CINCINNATI -- Though nothing ever comes easy in the National League Central Division, the Pirates simplified their path to home-field advantage in next week's wild-card game.
They did so in multiple fashions. They took advantage of gift-wrapped baserunners in the early innings. Later, they resorted to power hitting. The diverse offensive approach, combined with a solid start from A.J. Burnett, resulted in a 4-1 win Friday night against the Cincinnati Reds at Great American Ball Park.
The Pirates need to win one of their remaining two games against the Reds to ensure that they will be the host of a one-game wild-card playoff Tuesday night at PNC Park. Charlie Morton takes the mound today, followed by Gerrit Cole Sunday if the location of the wild-card game is still in doubt.
"That should be motivation to go out there and win," Andrew McCutchen said.
"Try to make it easy. Don't wait until the last game, just go ahead and try to do it tomorrow."
Burnett (10-11) allowed one run in eight innings and struck out six. Manager Clint Hurdle removed him before the ninth and replaced him with Jason Grilli, who recorded his 33rd save. Burnett was displeased when Hurdle removed him before the ninth after he retired his final 10 batters and finished strong.
"I'm coming off after a good eighth," Burnett said. "In my mind, I'm going back out. I don't know what the score is, I don't know what the pitch count is. I know that I want to go back out. You're in the zone, you're focused, you're locked in."
A few minutes later, after a couple of deep breaths, Burnett received hugs in the dugout.
"It's all part of being a manager," Hurdle said. "We like A.J. just the way he is. He's got a lot of emotion."
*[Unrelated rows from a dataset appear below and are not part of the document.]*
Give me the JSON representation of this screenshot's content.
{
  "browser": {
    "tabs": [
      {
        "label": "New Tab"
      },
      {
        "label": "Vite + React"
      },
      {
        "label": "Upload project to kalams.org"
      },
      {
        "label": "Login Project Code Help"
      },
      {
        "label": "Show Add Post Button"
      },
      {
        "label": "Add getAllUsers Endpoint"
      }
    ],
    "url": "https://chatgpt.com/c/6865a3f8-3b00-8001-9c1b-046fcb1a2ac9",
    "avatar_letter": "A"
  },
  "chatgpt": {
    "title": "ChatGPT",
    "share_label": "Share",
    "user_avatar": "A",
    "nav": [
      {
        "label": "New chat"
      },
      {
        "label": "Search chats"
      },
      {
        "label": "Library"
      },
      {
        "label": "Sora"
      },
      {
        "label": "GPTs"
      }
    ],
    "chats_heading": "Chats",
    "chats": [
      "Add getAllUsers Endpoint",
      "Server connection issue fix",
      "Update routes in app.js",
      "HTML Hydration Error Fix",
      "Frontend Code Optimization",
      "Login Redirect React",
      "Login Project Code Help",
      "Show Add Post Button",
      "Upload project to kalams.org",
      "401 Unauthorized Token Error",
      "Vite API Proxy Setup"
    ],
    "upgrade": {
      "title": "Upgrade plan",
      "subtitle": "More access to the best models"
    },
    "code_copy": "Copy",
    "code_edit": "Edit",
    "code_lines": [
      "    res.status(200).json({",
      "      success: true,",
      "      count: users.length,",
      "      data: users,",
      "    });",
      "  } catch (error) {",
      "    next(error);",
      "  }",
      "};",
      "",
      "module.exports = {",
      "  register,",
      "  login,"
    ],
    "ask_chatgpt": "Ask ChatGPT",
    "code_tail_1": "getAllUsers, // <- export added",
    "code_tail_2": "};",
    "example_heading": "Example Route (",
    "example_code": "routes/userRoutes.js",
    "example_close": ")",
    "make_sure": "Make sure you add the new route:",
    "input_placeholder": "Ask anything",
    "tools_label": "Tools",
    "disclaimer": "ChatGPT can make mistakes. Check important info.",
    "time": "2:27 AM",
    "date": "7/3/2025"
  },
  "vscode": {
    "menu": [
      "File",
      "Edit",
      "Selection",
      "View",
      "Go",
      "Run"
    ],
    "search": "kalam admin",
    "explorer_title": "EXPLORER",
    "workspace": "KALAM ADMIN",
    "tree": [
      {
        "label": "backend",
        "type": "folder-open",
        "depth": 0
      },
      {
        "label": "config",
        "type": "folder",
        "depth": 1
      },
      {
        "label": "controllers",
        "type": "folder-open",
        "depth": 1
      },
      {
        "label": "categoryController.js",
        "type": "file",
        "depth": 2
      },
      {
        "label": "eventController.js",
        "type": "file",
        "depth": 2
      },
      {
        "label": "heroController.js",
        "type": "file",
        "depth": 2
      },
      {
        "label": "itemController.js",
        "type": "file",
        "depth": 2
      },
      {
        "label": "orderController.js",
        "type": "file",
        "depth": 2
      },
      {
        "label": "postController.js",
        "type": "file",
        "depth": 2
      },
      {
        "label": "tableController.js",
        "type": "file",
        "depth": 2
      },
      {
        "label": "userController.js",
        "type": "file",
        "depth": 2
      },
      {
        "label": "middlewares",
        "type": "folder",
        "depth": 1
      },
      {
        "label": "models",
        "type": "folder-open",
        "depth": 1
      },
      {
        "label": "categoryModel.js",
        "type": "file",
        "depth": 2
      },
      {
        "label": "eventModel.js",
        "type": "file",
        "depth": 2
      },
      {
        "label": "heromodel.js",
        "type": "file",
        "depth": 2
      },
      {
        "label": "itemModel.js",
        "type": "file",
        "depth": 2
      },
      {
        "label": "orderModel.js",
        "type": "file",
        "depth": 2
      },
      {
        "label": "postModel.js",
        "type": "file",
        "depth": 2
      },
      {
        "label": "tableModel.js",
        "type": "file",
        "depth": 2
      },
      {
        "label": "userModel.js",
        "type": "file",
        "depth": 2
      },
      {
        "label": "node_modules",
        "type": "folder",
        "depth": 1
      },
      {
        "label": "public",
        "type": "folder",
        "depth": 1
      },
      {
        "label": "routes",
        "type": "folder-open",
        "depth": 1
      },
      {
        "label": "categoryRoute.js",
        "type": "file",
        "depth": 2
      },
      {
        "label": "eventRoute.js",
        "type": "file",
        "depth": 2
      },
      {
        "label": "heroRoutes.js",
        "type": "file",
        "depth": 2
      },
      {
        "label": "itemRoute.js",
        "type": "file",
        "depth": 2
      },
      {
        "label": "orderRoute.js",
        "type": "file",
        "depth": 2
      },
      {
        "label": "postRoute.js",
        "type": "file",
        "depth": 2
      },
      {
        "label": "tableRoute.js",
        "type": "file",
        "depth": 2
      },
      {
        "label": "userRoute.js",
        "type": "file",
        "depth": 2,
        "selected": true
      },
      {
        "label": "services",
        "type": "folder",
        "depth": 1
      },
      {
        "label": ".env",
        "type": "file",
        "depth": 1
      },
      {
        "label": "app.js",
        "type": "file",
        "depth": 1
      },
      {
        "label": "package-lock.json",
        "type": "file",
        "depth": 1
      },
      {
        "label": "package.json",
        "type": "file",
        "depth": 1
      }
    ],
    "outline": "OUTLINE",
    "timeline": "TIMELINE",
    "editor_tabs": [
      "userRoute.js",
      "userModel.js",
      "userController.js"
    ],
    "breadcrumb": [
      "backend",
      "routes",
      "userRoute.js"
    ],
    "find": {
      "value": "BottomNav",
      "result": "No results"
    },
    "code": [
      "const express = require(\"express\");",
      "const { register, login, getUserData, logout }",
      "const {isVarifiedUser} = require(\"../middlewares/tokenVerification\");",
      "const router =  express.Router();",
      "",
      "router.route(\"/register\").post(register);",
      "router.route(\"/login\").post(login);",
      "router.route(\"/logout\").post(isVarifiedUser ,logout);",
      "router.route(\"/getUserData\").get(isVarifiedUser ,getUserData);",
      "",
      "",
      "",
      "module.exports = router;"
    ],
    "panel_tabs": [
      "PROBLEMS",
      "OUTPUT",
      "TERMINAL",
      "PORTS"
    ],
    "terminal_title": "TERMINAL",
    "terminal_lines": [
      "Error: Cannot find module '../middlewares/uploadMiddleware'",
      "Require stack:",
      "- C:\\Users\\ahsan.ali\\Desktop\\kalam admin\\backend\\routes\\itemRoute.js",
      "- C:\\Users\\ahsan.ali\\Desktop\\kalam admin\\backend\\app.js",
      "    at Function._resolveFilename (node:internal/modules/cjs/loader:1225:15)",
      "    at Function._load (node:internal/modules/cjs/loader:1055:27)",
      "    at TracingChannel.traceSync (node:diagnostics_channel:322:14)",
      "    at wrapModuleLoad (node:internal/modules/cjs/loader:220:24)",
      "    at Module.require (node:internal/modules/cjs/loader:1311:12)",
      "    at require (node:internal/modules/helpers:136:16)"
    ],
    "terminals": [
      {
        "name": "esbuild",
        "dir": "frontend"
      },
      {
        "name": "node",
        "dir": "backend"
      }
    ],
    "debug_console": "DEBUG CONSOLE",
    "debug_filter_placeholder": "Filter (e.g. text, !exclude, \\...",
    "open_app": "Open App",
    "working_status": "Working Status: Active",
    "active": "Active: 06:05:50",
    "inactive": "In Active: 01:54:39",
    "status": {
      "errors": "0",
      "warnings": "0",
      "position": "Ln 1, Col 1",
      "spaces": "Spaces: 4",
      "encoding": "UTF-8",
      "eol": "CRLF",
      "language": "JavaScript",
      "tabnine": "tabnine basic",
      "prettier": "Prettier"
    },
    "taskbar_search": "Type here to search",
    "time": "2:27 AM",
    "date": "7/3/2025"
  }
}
Burnett made his previous start against the Reds in PNC Park last week and struck out 12 in seven innings of two-run ball.
"I just tried to go at them the same way," Burnett said. "Take nothing for granted against those guys, they come out swinging."
Burnett, a free agent after this season, is not guaranteed another start with the Pirates. If he made his final start, he picked a good time for a good performance.
With runners on first and second in the eighth and two outs, Hurdle sent Burnett to the plate.
"I felt our best eighth-inning option was him, on the roll he was on," Hurdle said.
He stayed in to pitch the bottom half of the eighth and retired the side in order, needing only 10 pitches to do so.
Before Homer Bailey's two most recent starts, both against the Pirates, he had a 1.59 ERA in a four-game span in which he pitched at least seven innings in each game.
In his past two starts, Bailey (11-12) allowed eight runs, six earned, in 102/3 innings, walking eight in the process. He walked four batters Friday night for the third consecutive game and allowed four runs in five-plus innings.
"The fastball wasn't really in play," Hurdle said of Bailey. "The breaking ball was in play."
Bailey gave the Pirates five free runners in the first three innings, and two of them came back to bite him. Bailey hit Starling Marte on an 0-2 pitch, putting the leadoff batter on base in the third. Marte stole second.
McCutchen and Justin Morneau walked to load the bases. Marlon Byrd singled to left field, scoring two runs, and the Pirates led, 2-0. The two-run single caused action in the Reds bullpen. Pedro Alvarez grounded into an inning-ending double play, but Bailey needed 58 pitches, only 31 for strikes, to finish three innings.
"He wasn't getting the pitches that he normally gets," McCutchen said. "Heater down and away, slider down and away. He wasn't spotting up like he does sometimes. We were taking advantage of that and waiting on a pitch to hit. If he didn't give us one, we'll take our free base."
Byrd doubled to the wall in left-center field to start the sixth. The ball came within inches of clearing the wall for a home run, but a review confirmed it as a double.
Alvarez, the next batter, took care to eliminate any ambiguity. He put his 35th home run of the season off the glass windows that serve as the batter's eye in center field, 443 feet away, and gave the Pirates a 4-1 lead. Alvarez was Bailey's final batter.
Todd Frazier put the Reds on the board in the fourth. He lined a first-pitch fastball from Burnett off the foul pole in left field for his 19th home run of the season. Marte, seeing how hard the ball was hit, did not bother giving chase.
Bailey hit two Pirates, but both appeared unintentional. He hit Neil Walker, putting a runner on first for McCutchen, and Marte, putting a man, who at the time had 40 steals, on first.
Bill Brink: email@example.com and on Twitter @BrinkPG. First Published September 28, 2013 2:15 AM